As hinted in an article earlier by Doug Smith, a lawsuit has been filed challenging proposed constitutional Amendment 2 on the November ballot. It is challenged primarily because it rolls up three separate proposals — to raise the interest ceiling on retail lending, to change the interest limit on government bonds and to provide a way to finance energy efficiency projects. The courts have generally frowned on combining multiple proposals in one amendment, but courts have also tended to give legislatively proposed amendments, as this one is, more deference than initiative proposals.
The suit, filed on behalf of a Jacksonville resident by lawyers Eugene Sayre and Christopher Brockett, also says the ballot title and amendment are defective because they don’t inform voters that the usury limit would be increased to 17 percent, rather than a floating rate pegged to a federal benchmark that is currently much lower, and that monetary damages for usurious interest would be removed from the Constitution.
Said the suit: “The brazen attempt by the General Assembly to get around the three proposed constitutional amendment limitation … is sufficient reason for this court to order issue No. 2 to be stricken from the Nov. 2, 2010 general election ballot…”

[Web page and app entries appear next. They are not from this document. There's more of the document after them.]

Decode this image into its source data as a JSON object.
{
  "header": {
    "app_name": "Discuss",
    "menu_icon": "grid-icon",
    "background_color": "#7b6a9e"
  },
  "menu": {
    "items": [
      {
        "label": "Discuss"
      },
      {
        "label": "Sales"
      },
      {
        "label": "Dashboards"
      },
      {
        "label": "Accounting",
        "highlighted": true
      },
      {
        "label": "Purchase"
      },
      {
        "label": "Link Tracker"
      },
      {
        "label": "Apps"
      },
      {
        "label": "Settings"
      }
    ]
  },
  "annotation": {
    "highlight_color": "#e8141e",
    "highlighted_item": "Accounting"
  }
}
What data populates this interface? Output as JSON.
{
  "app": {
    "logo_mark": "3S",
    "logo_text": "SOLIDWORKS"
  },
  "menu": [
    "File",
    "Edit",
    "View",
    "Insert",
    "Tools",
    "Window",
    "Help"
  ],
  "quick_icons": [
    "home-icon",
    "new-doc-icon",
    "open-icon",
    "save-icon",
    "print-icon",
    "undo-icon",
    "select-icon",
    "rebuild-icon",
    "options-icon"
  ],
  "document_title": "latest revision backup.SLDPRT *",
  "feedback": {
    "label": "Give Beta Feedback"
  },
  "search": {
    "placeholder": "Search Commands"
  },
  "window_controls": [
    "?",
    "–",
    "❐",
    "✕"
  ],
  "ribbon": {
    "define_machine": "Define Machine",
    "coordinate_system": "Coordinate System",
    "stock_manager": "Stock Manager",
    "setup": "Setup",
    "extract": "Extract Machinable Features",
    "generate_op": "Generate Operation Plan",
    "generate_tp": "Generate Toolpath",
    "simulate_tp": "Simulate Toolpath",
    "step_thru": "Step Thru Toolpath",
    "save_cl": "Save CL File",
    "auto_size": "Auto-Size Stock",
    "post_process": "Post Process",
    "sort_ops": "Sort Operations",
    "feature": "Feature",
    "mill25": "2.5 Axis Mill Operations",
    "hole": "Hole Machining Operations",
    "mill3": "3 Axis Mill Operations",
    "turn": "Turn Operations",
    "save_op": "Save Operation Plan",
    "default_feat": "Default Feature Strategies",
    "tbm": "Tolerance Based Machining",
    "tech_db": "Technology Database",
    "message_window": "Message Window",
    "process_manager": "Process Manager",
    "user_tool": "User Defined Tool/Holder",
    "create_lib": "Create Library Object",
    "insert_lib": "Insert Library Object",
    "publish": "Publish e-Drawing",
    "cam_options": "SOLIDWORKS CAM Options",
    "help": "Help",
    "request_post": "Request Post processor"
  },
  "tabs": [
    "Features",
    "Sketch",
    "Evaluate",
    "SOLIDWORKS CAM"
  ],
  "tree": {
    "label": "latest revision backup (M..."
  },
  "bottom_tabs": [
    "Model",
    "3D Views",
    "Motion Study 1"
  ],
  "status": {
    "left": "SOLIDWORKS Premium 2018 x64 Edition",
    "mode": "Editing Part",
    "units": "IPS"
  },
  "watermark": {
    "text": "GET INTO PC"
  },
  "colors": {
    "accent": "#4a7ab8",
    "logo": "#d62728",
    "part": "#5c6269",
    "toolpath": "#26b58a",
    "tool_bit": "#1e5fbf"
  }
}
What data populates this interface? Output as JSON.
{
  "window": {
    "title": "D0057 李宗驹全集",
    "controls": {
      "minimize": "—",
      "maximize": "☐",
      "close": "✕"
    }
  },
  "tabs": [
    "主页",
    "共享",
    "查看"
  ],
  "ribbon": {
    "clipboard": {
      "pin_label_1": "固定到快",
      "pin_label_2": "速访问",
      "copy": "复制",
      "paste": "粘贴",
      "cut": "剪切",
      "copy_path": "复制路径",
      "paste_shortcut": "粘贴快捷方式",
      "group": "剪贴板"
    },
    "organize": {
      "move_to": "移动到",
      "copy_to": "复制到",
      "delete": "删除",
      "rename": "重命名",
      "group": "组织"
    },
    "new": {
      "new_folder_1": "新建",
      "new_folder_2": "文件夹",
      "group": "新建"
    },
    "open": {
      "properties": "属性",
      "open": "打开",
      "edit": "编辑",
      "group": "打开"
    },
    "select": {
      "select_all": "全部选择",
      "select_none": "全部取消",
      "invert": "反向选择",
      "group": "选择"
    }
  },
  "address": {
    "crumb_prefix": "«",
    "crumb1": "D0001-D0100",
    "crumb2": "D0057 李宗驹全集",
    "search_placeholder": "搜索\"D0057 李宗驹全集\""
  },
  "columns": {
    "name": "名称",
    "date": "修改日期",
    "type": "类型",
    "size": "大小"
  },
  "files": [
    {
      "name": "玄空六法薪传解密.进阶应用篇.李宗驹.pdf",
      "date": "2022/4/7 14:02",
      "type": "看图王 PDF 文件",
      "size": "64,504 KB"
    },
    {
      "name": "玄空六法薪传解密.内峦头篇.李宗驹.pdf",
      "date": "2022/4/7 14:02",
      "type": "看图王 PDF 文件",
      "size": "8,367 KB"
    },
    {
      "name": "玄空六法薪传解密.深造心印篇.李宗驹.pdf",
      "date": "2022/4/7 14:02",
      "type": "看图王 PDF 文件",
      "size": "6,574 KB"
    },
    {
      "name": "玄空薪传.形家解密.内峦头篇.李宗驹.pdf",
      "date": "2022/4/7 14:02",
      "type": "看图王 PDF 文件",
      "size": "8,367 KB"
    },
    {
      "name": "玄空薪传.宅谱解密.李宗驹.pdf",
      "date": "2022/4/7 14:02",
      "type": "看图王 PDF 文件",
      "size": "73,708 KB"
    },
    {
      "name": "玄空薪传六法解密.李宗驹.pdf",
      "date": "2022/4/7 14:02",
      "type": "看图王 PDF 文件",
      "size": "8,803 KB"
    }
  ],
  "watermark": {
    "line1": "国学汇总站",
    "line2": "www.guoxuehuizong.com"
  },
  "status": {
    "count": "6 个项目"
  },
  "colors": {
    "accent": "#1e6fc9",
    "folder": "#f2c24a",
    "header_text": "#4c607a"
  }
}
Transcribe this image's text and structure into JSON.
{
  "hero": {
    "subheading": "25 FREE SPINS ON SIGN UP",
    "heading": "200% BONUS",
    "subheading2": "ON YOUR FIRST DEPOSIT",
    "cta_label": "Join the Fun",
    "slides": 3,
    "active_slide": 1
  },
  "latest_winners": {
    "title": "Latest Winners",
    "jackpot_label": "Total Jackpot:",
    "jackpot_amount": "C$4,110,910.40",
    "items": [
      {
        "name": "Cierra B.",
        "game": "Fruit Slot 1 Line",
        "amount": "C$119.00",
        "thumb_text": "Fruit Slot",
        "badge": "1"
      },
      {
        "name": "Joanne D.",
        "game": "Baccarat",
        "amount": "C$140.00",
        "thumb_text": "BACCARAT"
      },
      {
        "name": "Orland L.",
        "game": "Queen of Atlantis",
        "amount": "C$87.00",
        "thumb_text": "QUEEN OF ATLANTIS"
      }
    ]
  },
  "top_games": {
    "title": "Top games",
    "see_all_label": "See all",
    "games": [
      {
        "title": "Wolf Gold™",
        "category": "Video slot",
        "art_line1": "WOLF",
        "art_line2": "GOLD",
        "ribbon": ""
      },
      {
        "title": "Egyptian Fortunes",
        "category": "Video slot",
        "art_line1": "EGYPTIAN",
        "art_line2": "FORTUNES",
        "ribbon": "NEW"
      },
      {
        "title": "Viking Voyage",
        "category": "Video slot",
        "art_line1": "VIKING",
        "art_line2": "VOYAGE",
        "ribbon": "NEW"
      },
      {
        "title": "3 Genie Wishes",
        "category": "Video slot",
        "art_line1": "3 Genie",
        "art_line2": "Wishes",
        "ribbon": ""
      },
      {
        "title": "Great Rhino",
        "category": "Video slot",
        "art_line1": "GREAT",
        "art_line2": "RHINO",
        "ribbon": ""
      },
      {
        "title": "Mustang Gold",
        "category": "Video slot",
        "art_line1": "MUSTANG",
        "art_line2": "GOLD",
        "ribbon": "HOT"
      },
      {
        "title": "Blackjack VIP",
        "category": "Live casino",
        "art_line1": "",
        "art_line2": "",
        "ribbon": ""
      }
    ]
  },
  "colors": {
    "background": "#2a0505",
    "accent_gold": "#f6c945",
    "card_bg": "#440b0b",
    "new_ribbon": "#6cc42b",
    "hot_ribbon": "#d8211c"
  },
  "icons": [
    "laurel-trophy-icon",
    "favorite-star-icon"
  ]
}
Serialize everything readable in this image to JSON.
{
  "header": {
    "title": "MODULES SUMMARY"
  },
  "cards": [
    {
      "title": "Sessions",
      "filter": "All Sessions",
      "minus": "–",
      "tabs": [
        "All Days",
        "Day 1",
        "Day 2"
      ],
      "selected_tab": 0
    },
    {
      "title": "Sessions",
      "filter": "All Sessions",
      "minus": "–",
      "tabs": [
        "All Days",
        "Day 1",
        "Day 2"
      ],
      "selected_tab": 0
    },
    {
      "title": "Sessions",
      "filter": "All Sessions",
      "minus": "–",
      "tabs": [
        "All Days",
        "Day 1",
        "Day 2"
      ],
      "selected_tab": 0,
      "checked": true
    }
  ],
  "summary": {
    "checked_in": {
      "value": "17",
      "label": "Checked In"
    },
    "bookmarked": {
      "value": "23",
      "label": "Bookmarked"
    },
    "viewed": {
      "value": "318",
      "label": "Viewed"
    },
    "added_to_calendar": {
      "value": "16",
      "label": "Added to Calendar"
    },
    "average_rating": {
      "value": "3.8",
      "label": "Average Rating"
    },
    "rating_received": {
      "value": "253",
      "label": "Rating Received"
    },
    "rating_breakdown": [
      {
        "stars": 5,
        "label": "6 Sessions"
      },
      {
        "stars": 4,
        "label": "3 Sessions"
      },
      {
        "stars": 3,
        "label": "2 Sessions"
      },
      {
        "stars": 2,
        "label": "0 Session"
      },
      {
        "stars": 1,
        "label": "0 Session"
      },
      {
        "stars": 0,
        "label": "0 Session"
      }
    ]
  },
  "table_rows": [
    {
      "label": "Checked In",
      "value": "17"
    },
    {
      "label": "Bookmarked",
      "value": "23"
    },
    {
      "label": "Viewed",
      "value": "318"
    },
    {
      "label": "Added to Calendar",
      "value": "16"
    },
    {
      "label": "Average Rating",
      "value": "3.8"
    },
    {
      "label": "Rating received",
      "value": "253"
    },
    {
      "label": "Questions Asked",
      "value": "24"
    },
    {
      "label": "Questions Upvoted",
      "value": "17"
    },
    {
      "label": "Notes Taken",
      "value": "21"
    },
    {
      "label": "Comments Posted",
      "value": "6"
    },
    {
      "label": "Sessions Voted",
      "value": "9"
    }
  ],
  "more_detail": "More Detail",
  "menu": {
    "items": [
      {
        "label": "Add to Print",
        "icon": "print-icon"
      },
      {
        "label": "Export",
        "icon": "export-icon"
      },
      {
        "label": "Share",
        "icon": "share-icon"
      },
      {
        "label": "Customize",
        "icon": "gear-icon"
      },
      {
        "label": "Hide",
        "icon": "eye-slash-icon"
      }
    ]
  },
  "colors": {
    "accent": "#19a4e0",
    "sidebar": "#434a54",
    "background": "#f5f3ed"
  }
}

The filing takes the form of a petition to the Arkansas Supreme Court to enjoin the secretary of state from putting the measure on the ballot.